-- Materials provided follows --

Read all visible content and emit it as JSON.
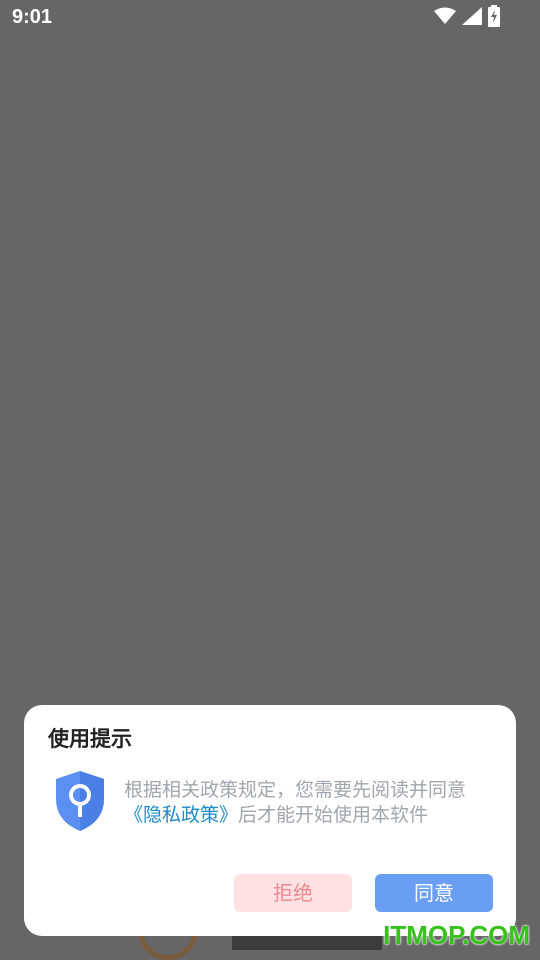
{
  "status_bar": {
    "time": "9:01",
    "icons": [
      "wifi-icon",
      "signal-icon",
      "battery-charging-icon"
    ]
  },
  "background": {
    "watermark": "ITMOP.COM"
  },
  "dialog": {
    "title": "使用提示",
    "message_before": "根据相关政策规定，您需要先阅读并同意",
    "policy_link": "《隐私政策》",
    "message_after": "后才能开始使用本软件",
    "reject_label": "拒绝",
    "agree_label": "同意",
    "icon": "shield-lock-icon"
  },
  "colors": {
    "overlay": "#666666",
    "link": "#1c8ac7",
    "agree_button": "#6a9ef5",
    "reject_button": "#fde1e3"
  }
}
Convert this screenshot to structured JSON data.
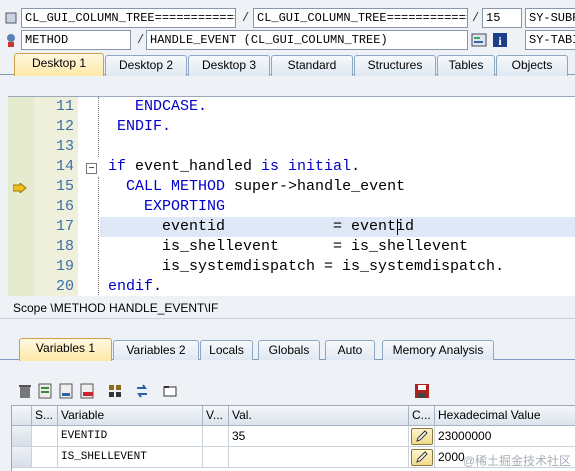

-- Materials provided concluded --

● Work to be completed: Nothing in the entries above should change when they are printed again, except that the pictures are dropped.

● Answer section:
Read all visible content and emit it as JSON.
{
  "status_bar": {
    "time": "9:01",
    "icons": [
      "wifi-icon",
      "signal-icon",
      "battery-charging-icon"
    ]
  },
  "background": {
    "watermark": "ITMOP.COM"
  },
  "dialog": {
    "title": "使用提示",
    "message_before": "根据相关政策规定，您需要先阅读并同意",
    "policy_link": "《隐私政策》",
    "message_after": "后才能开始使用本软件",
    "reject_label": "拒绝",
    "agree_label": "同意",
    "icon": "shield-lock-icon"
  },
  "colors": {
    "overlay": "#666666",
    "link": "#1c8ac7",
    "agree_button": "#6a9ef5",
    "reject_button": "#fde1e3"
  }
}
Convert this screenshot to structured JSON data.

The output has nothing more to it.